For the more complicated settings if they are default Windows polices you can download excel files which detail each policy and the regkey that is set from here and for Office products you can find the link here.
We now have the registry key for our new Configuration Item in SCCM 2012 to create this we need to open the SCCM 2012 Console and navigate to Assets and Compliance, Compliance Settings, Configuration Items.
From here we can select the Create Configuration Item task from the Ribbon
On the Create Configuration Item Wizard form enter a descriptive name something like
U – Desktop Wallpaper which represents that we are defining a user setting for the desktop wallpaper, in addition to this I would recommend put a brief blurb in the Description box as you will be wondering why you created the item 6 months later.
The other part you need to make sure is that if you are defining a registry key that the settings applies to the operating systems which you are targeting on the Supported Platform page.
When we get to the point of creating a new Setting this is where we can define multiple settings that must be met, for example a scripted item to confirm the wallpaper file hasn’t been changed, and a registry value to ensure that the registry key hasn’t been changed.
Something like this for the registry key item:
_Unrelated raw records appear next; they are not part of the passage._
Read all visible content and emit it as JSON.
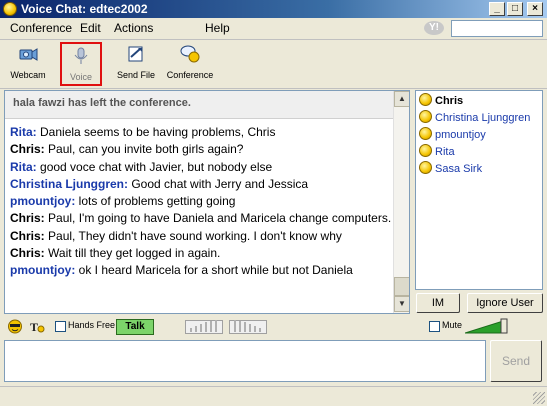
{
  "window": {
    "title": "Voice Chat:  edtec2002",
    "minimize_glyph": "_",
    "maximize_glyph": "□",
    "close_glyph": "×"
  },
  "menu": [
    "Conference",
    "Edit",
    "Actions",
    "Help"
  ],
  "yahoo_logo": "Y!",
  "toolbar": {
    "webcam": "Webcam",
    "voice": "Voice",
    "send_file": "Send File",
    "conference": "Conference"
  },
  "chat": {
    "system_message": "hala fawzi has left the conference.",
    "messages": [
      {
        "sender": "Rita:",
        "text": "Daniela seems to be having problems, Chris",
        "style": "blue"
      },
      {
        "sender": "Chris:",
        "text": "Paul, can you invite both girls again?",
        "style": "black"
      },
      {
        "sender": "Rita:",
        "text": "good voce chat with Javier, but nobody else",
        "style": "blue"
      },
      {
        "sender": "Christina Ljunggren:",
        "text": "Good chat with Jerry and Jessica",
        "style": "blue"
      },
      {
        "sender": "pmountjoy:",
        "text": "lots of problems getting going",
        "style": "blue"
      },
      {
        "sender": "Chris:",
        "text": "Paul, I'm going to have Daniela and Maricela change computers.",
        "style": "black"
      },
      {
        "sender": "Chris:",
        "text": "Paul, They didn't have sound working. I don't know why",
        "style": "black"
      },
      {
        "sender": "Chris:",
        "text": "Wait till they get logged in again.",
        "style": "black"
      },
      {
        "sender": "pmountjoy:",
        "text": "ok I heard Maricela for a short while but not Daniela",
        "style": "blue"
      }
    ]
  },
  "users": [
    {
      "name": "Chris",
      "bold": true
    },
    {
      "name": "Christina Ljunggren",
      "bold": false
    },
    {
      "name": "pmountjoy",
      "bold": false
    },
    {
      "name": "Rita",
      "bold": false
    },
    {
      "name": "Sasa Sirk",
      "bold": false
    }
  ],
  "buttons": {
    "im": "IM",
    "ignore_user": "Ignore User",
    "send": "Send",
    "talk": "Talk"
  },
  "voice": {
    "hands_free": "Hands Free",
    "mute": "Mute"
  }
}
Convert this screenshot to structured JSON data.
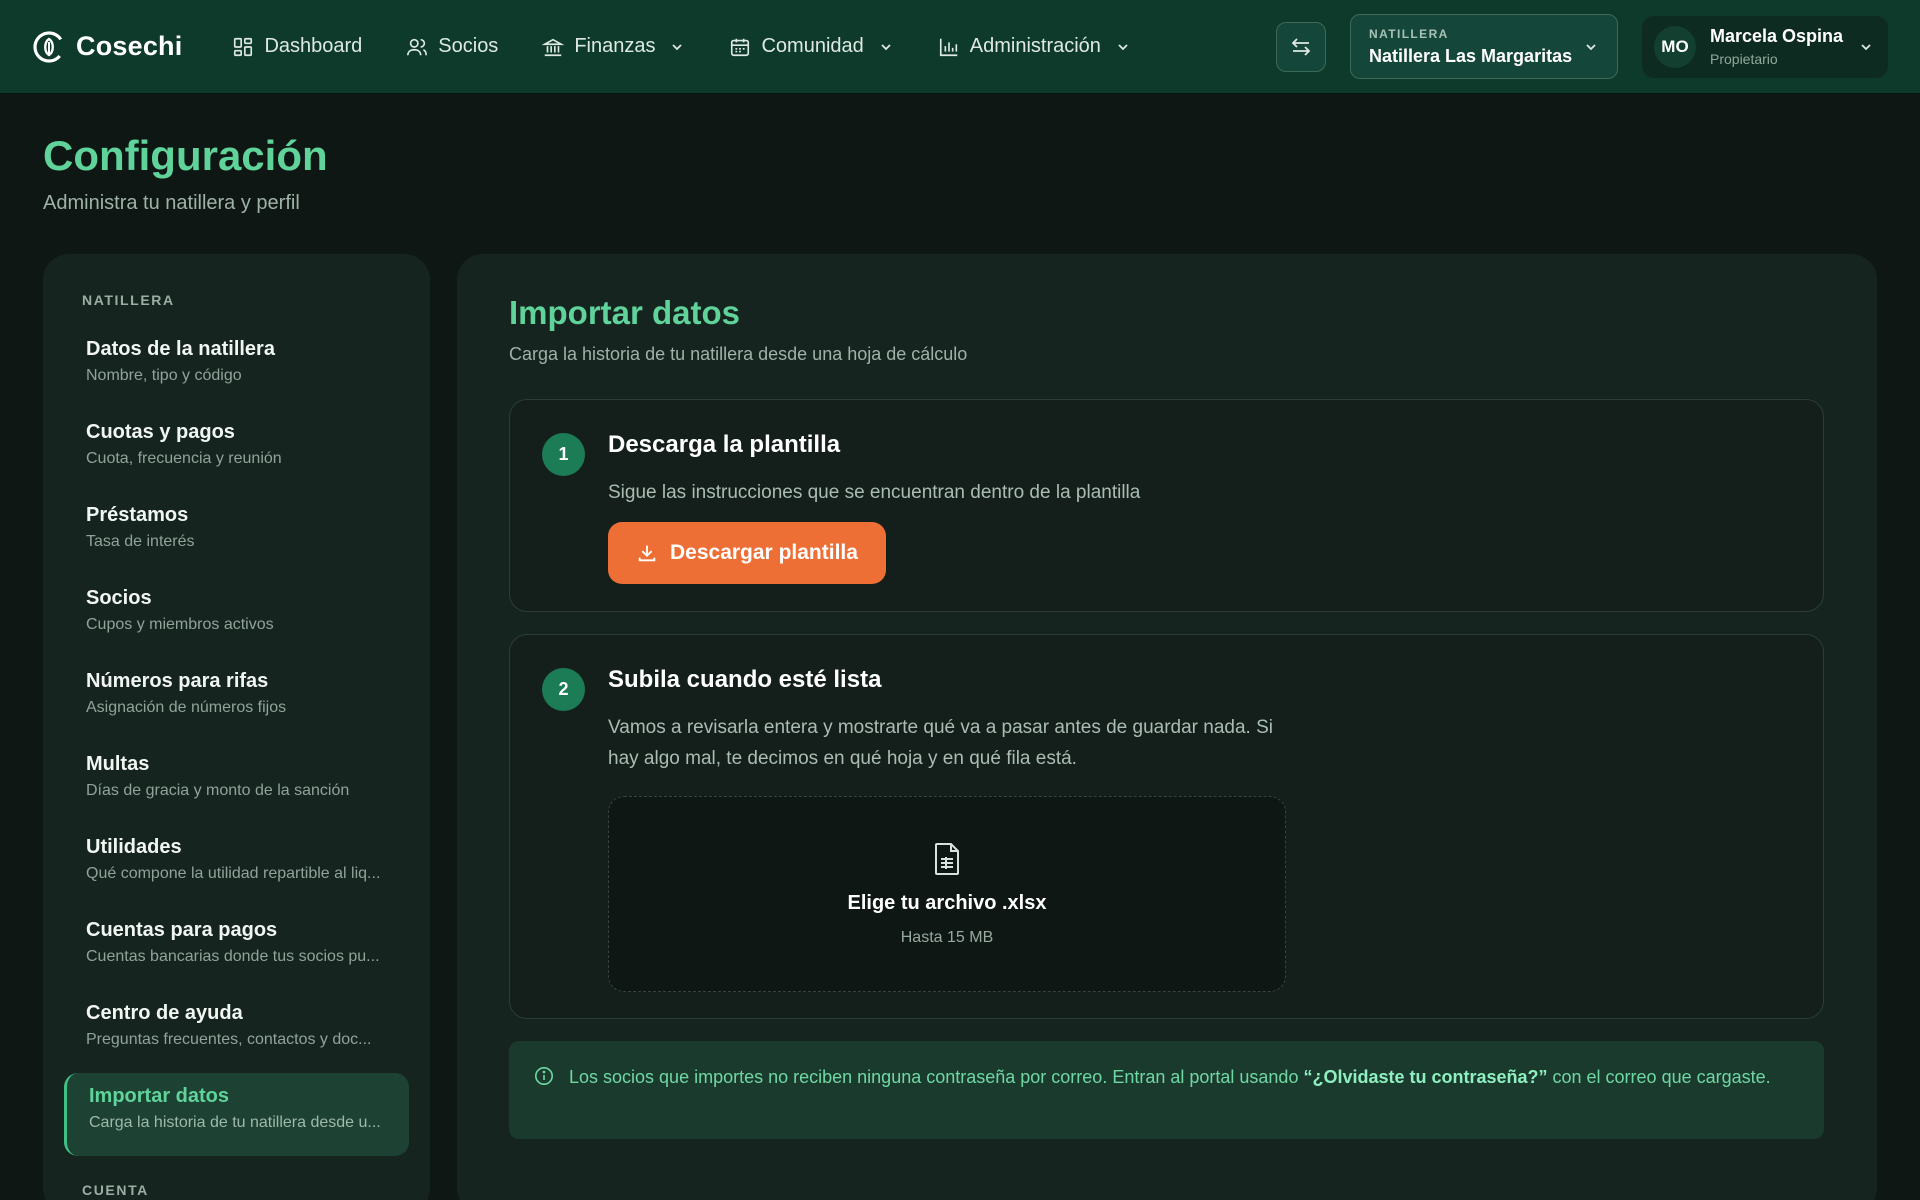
{
  "brand": {
    "name": "Cosechi"
  },
  "nav": {
    "items": [
      {
        "label": "Dashboard",
        "icon": "dashboard-icon"
      },
      {
        "label": "Socios",
        "icon": "users-icon"
      },
      {
        "label": "Finanzas",
        "icon": "bank-icon"
      },
      {
        "label": "Comunidad",
        "icon": "calendar-icon"
      },
      {
        "label": "Administración",
        "icon": "chart-icon"
      }
    ]
  },
  "org": {
    "label": "NATILLERA",
    "name": "Natillera Las Margaritas"
  },
  "user": {
    "initials": "MO",
    "name": "Marcela Ospina",
    "role": "Propietario"
  },
  "page": {
    "title": "Configuración",
    "subtitle": "Administra tu natillera y perfil"
  },
  "sidebar": {
    "section1": "NATILLERA",
    "section2": "CUENTA",
    "items": [
      {
        "title": "Datos de la natillera",
        "desc": "Nombre, tipo y código"
      },
      {
        "title": "Cuotas y pagos",
        "desc": "Cuota, frecuencia y reunión"
      },
      {
        "title": "Préstamos",
        "desc": "Tasa de interés"
      },
      {
        "title": "Socios",
        "desc": "Cupos y miembros activos"
      },
      {
        "title": "Números para rifas",
        "desc": "Asignación de números fijos"
      },
      {
        "title": "Multas",
        "desc": "Días de gracia y monto de la sanción"
      },
      {
        "title": "Utilidades",
        "desc": "Qué compone la utilidad repartible al liq..."
      },
      {
        "title": "Cuentas para pagos",
        "desc": "Cuentas bancarias donde tus socios pu..."
      },
      {
        "title": "Centro de ayuda",
        "desc": "Preguntas frecuentes, contactos y doc..."
      },
      {
        "title": "Importar datos",
        "desc": "Carga la historia de tu natillera desde u..."
      }
    ]
  },
  "main": {
    "title": "Importar datos",
    "subtitle": "Carga la historia de tu natillera desde una hoja de cálculo",
    "step1": {
      "number": "1",
      "title": "Descarga la plantilla",
      "desc": "Sigue las instrucciones que se encuentran dentro de la plantilla",
      "button": "Descargar plantilla"
    },
    "step2": {
      "number": "2",
      "title": "Subila cuando esté lista",
      "desc": "Vamos a revisarla entera y mostrarte qué va a pasar antes de guardar nada. Si hay algo mal, te decimos en qué hoja y en qué fila está.",
      "dropzone_title": "Elige tu archivo .xlsx",
      "dropzone_sub": "Hasta 15 MB"
    },
    "note": {
      "before": "Los socios que importes no reciben ninguna contraseña por correo. Entran al portal usando ",
      "bold": "“¿Olvidaste tu contraseña?”",
      "after": " con el correo que cargaste."
    }
  },
  "colors": {
    "topbar": "#0d3a2b",
    "accent": "#5fd39a",
    "button_orange": "#ee6f35",
    "panel": "#162420",
    "background": "#0f1714"
  }
}
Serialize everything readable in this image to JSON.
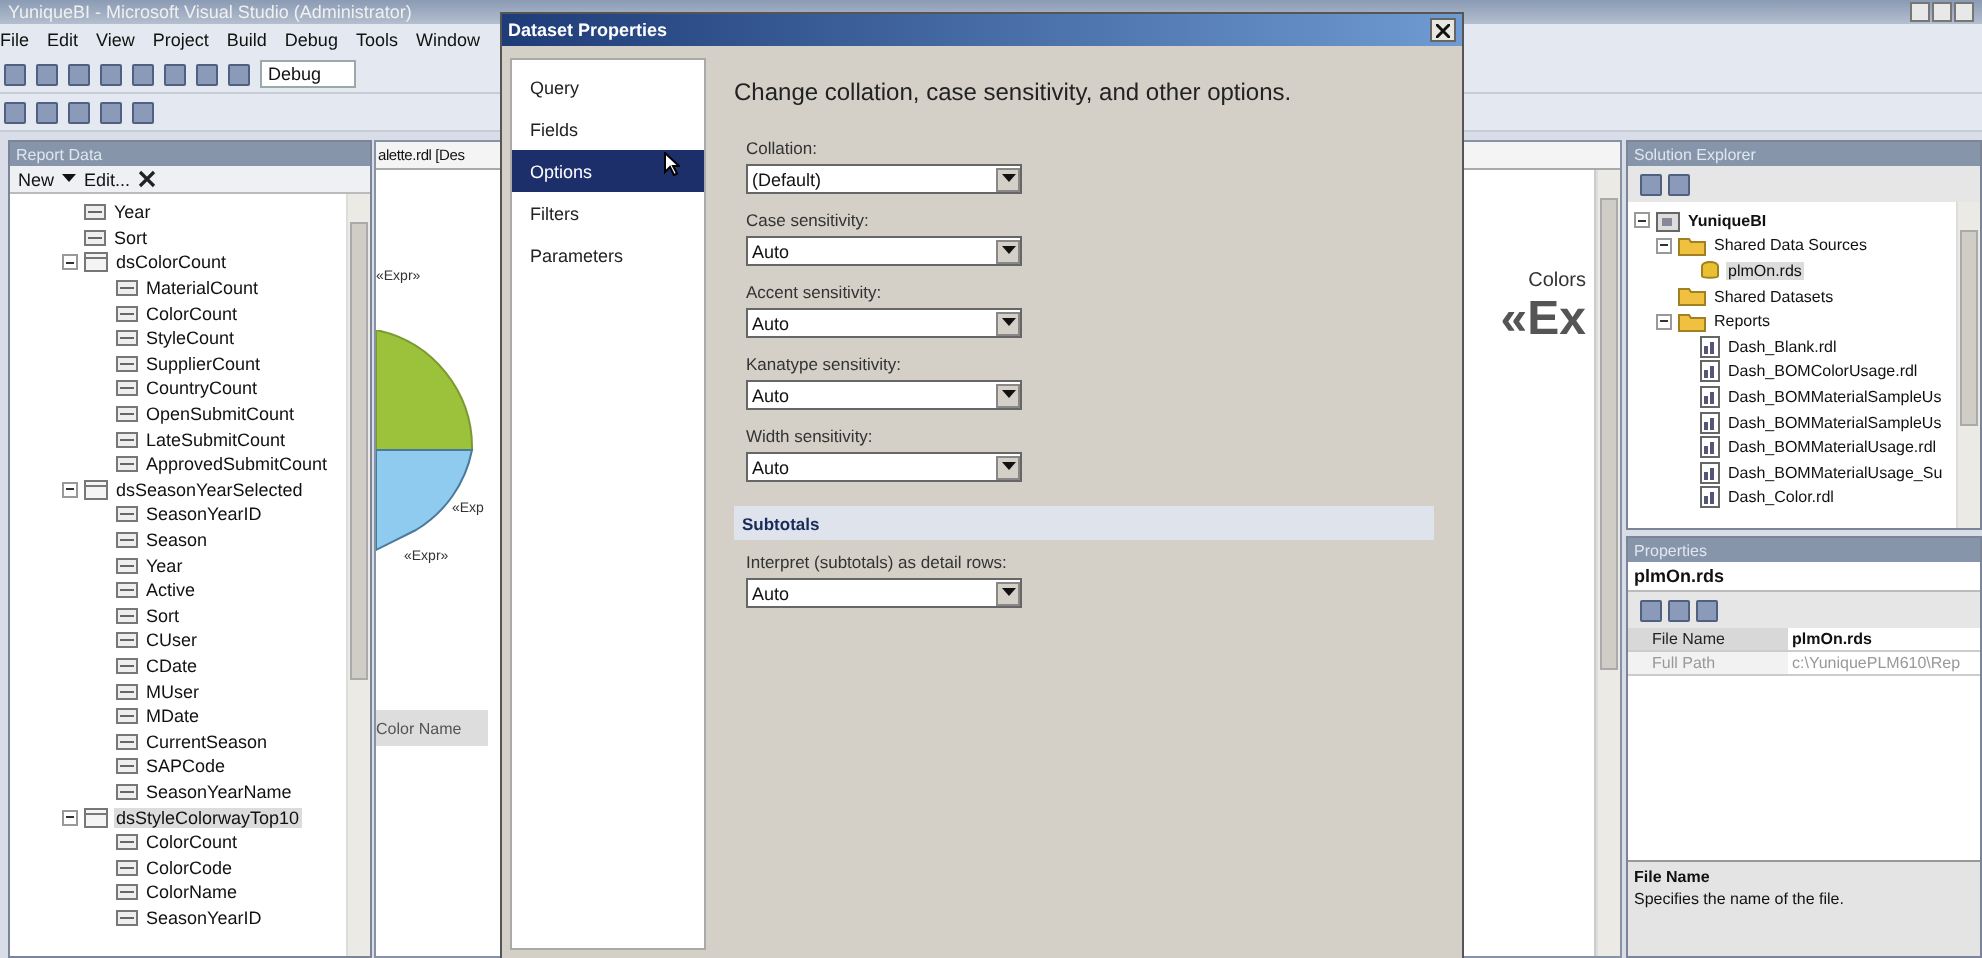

We can then create compliance rules around the setting, which is where we can set it to report on if a certain value exists, and that it meets a defined task. In this example we want Wallpaper to equal “C:\windows\demo.jpg” in addition to reporting on if the systems are compliant, we can also remediate the setting where desired, in this case we do want to remediate the setting as shown below:
We have now created the Compliance Item which we can deploy to our users/computers with a configuration baseline. Again use a descriptive name, so for this demo we will use U – Desktop Wallpaper and add the Configuration Item that we created earlier.
We then deploy this to our desired collections, and this is where we can create multiple deployments one which will remediate the setting, and the other to only report on it, along with how often we want the evaluation to run on the computers.
On the client side your users will see the following tab in the Configuration Manager Client in the control panel.
As you can see you have ability to evaluate each of the Assigned baselines, along with providing a local report of the compliance of the baseline.